Reading-aloud is emotional in my classroom. Thank goodness! I belt it out, read with a voice, and stop to talk. I cry and laugh, and so do the children. How best can children learn all that is really important? With every picture story and chapter book I read I have a racing heart, because I have to read the words just like they were written by the author- with passion.
When I read Charlotte’s Web, children are drawn into every emotion; worried, sad, curious and more. I am, too. They love this book because it hits the heart.
Hits the heart. That is the most fundamental component of character building. And character– the development of goodness and kindness, doing what is right, being brave and true and selfless– is far more important than learning letters and numbers when children are young. I do this with reading-aloud.
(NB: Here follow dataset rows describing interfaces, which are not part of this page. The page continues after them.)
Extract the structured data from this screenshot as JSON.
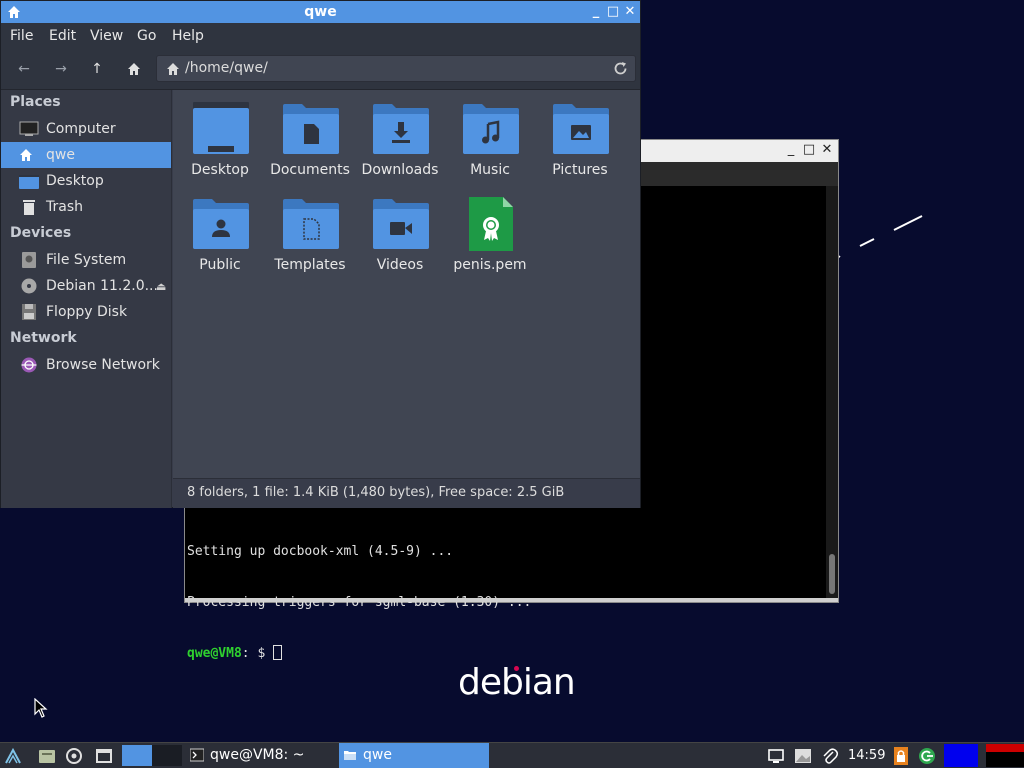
{
  "desktop": {
    "logo_text": "debian"
  },
  "terminal": {
    "lines": [
      "Setting up docbook-xml (4.5-9) ...",
      "Processing triggers for sgml-base (1.30) ..."
    ],
    "prompt_user": "qwe@VM8",
    "prompt_path": ": $ "
  },
  "file_manager": {
    "title": "qwe",
    "menu": [
      "File",
      "Edit",
      "View",
      "Go",
      "Help"
    ],
    "location": "/home/qwe/",
    "sidebar": {
      "places_header": "Places",
      "places": [
        "Computer",
        "qwe",
        "Desktop",
        "Trash"
      ],
      "devices_header": "Devices",
      "devices": [
        "File System",
        "Debian 11.2.0...",
        "Floppy Disk"
      ],
      "network_header": "Network",
      "network": [
        "Browse Network"
      ]
    },
    "files": [
      "Desktop",
      "Documents",
      "Downloads",
      "Music",
      "Pictures",
      "Public",
      "Templates",
      "Videos",
      "penis.pem"
    ],
    "status": "8 folders, 1 file: 1.4 KiB (1,480 bytes), Free space: 2.5 GiB",
    "colors": {
      "accent": "#5294e2",
      "folder": "#5294e2",
      "folder_dark": "#3c78c0",
      "cert_file": "#1e9a46"
    }
  },
  "taskbar": {
    "tasks": [
      {
        "label": "qwe@VM8: ~",
        "icon": "terminal-icon"
      },
      {
        "label": "qwe",
        "icon": "folder-icon"
      }
    ],
    "clock": "14:59"
  }
}
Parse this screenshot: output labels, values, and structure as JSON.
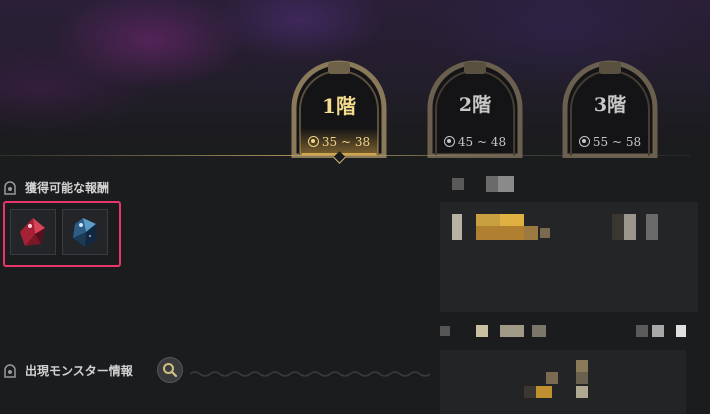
{
  "floors": [
    {
      "label": "1階",
      "range": "35 ~ 38",
      "active": true
    },
    {
      "label": "2階",
      "range": "45 ~ 48",
      "active": false
    },
    {
      "label": "3階",
      "range": "55 ~ 58",
      "active": false
    }
  ],
  "rewards": {
    "title": "獲得可能な報酬",
    "items": [
      {
        "icon": "red-crystal-icon"
      },
      {
        "icon": "blue-crystal-icon"
      }
    ]
  },
  "monsters": {
    "title": "出現モンスター情報"
  },
  "colors": {
    "accent_gold": "#f3dc8c",
    "highlight_border": "#e8366a",
    "background": "#1b1c1e"
  }
}
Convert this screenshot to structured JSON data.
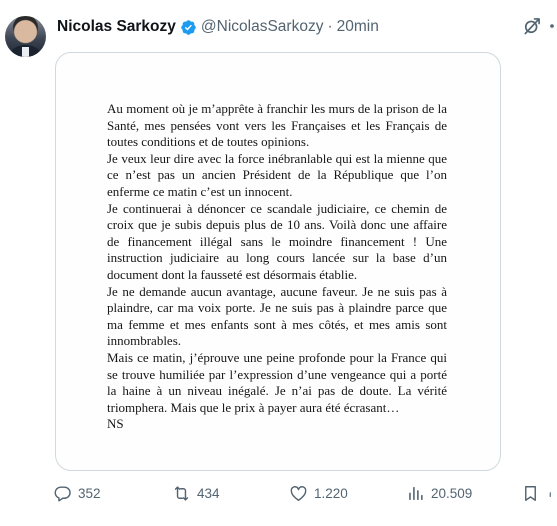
{
  "author": {
    "name": "Nicolas Sarkozy",
    "handle": "@NicolasSarkozy",
    "separator": "·",
    "time": "20min"
  },
  "letter": {
    "paragraphs": [
      "Au moment où je m’apprête à franchir les murs de la prison de la Santé, mes pensées vont vers les Françaises et les Français de toutes conditions et de toutes opinions.",
      "Je veux leur dire avec la force inébranlable qui est la mienne que ce n’est pas un ancien Président de la République que l’on enferme ce matin c’est un innocent.",
      "Je continuerai à dénoncer ce scandale judiciaire, ce chemin de croix que je subis depuis plus de 10 ans. Voilà donc une affaire de financement illégal sans le moindre financement ! Une instruction judiciaire au long cours lancée sur la base d’un document dont la fausseté est désormais établie.",
      "Je ne demande aucun avantage, aucune faveur. Je ne suis pas à plaindre, car ma voix porte. Je ne suis pas à plaindre parce que ma femme et mes enfants sont à mes côtés, et mes amis sont innombrables.",
      "Mais ce matin, j’éprouve une peine profonde pour la France qui se trouve humiliée par l’expression d’une vengeance qui a porté la haine à un niveau inégalé. Je n’ai pas de doute. La vérité triomphera. Mais que le prix à payer aura été écrasant…",
      "NS"
    ]
  },
  "actions": {
    "replies": "352",
    "reposts": "434",
    "likes": "1.220",
    "views": "20.509"
  },
  "icons": {
    "verified": "verified-badge-icon",
    "grok": "grok-icon",
    "reply": "reply-icon",
    "repost": "repost-icon",
    "like": "heart-icon",
    "views": "views-icon",
    "bookmark": "bookmark-icon",
    "share": "share-icon"
  },
  "colors": {
    "verified": "#1d9bf0",
    "muted": "#536471",
    "text": "#0f1419",
    "border": "#cfd9de"
  }
}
Children become the characters in books and take on the emotions that come with it. Emotional reading is the real teacher, and children become authentic learners. When that happens, it sticks. Sydney is proof:
She chose to read Charlotte’s Web to her baby dolls.
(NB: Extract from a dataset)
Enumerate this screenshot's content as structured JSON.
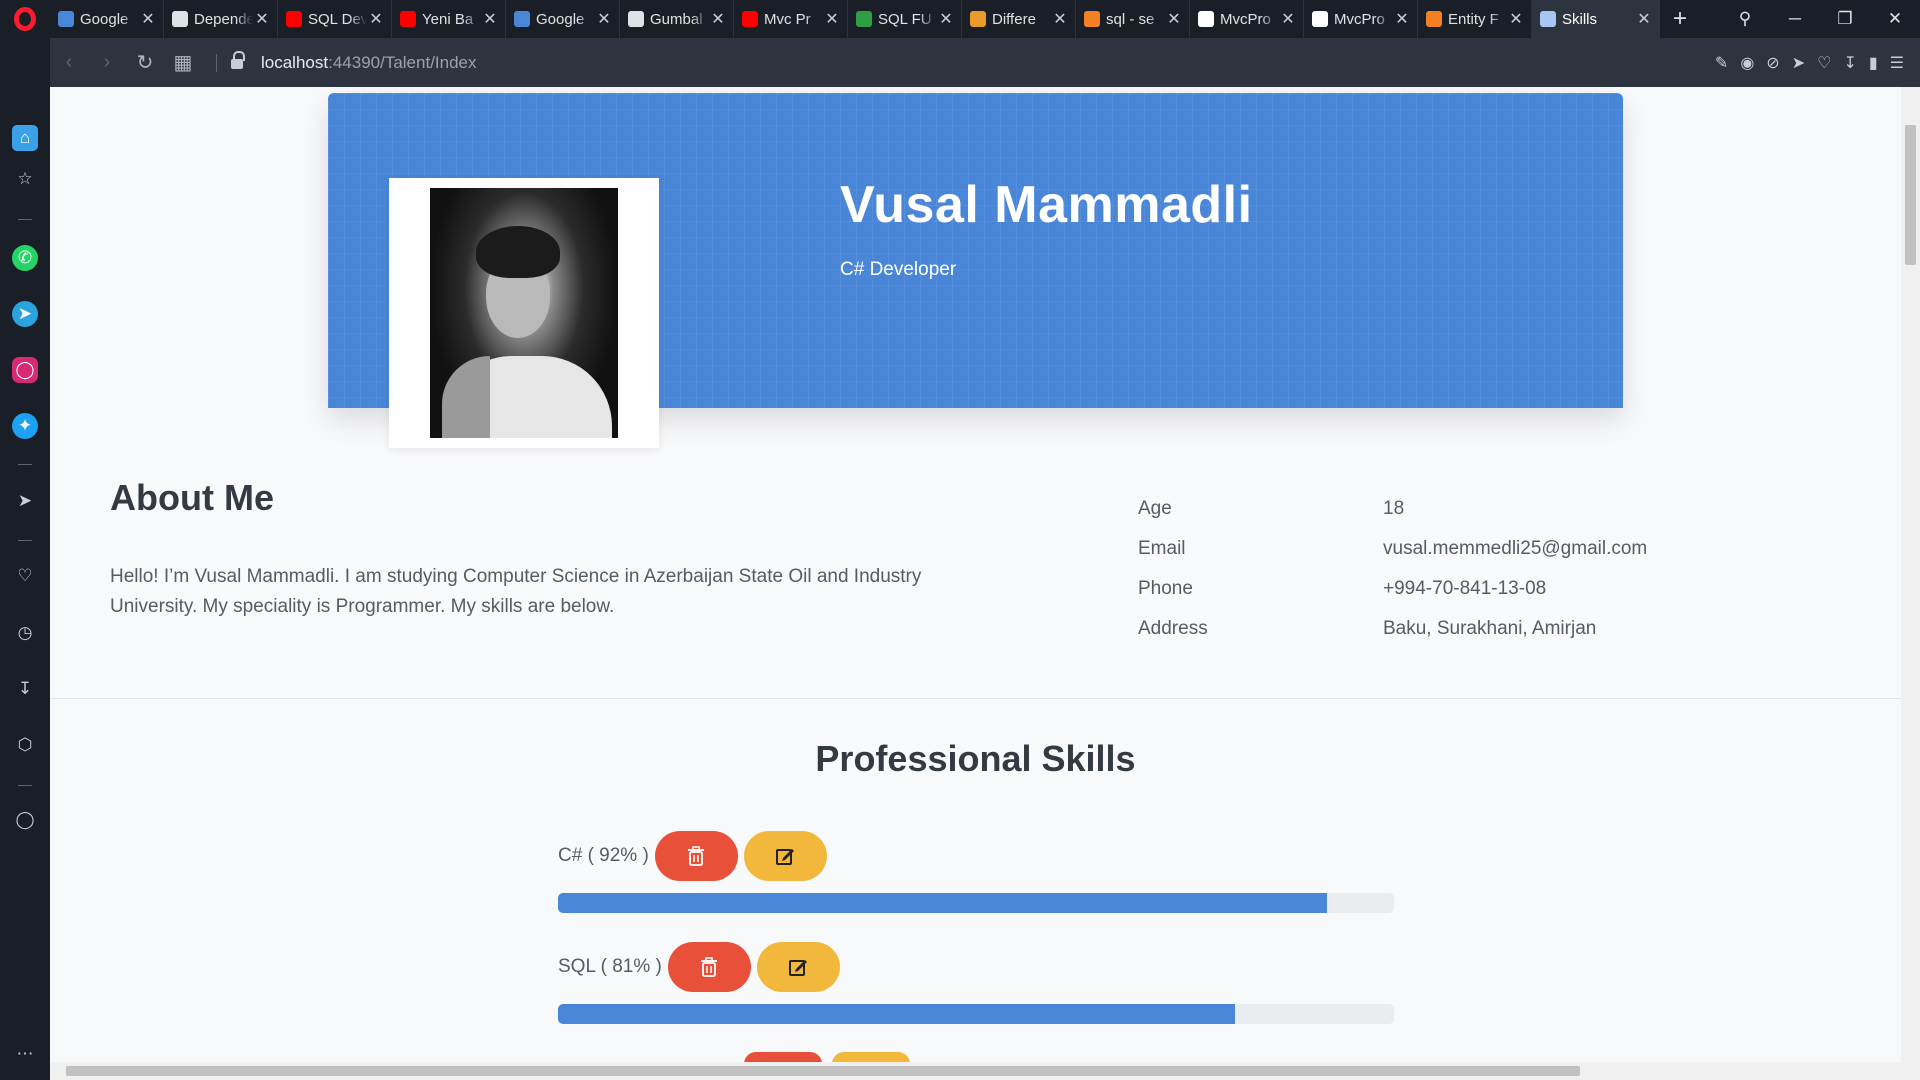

Often it sticks like glue for years, even decades. Lucca is three-years-old and she is read to every night. I discovered her parents were, too. When her father came into the classroom and spotted Gregory the Terrible Eater, he asked, “Did you read that book?” “Yes”, I said. He picked up the book, lovingly touching the cover and said, “Really! My mother read that book to me all the time when I was growing up. I loved that book.”
Lucca’s dad: Look at that big smile!
Emotional reading gives important and everlasting gifts. I often speak about how the number of words a child hears is directly attributed to academic success. When those words are from good literature and have the power to bring children into every character, then they’re learning heart, not just words. I will forever cry out loud when I read about Jack the dog crossing the creek in Little House on the Prairie. I will forever laugh out loud when I read Mother Bruce. I will forever be scared and angry for the baby dragon in My Father’s Dragon. I don’t just read words, I read the voice within those words. Collectively we stop to talk and question. We learn about humanity.
That is why emotional reading comes first.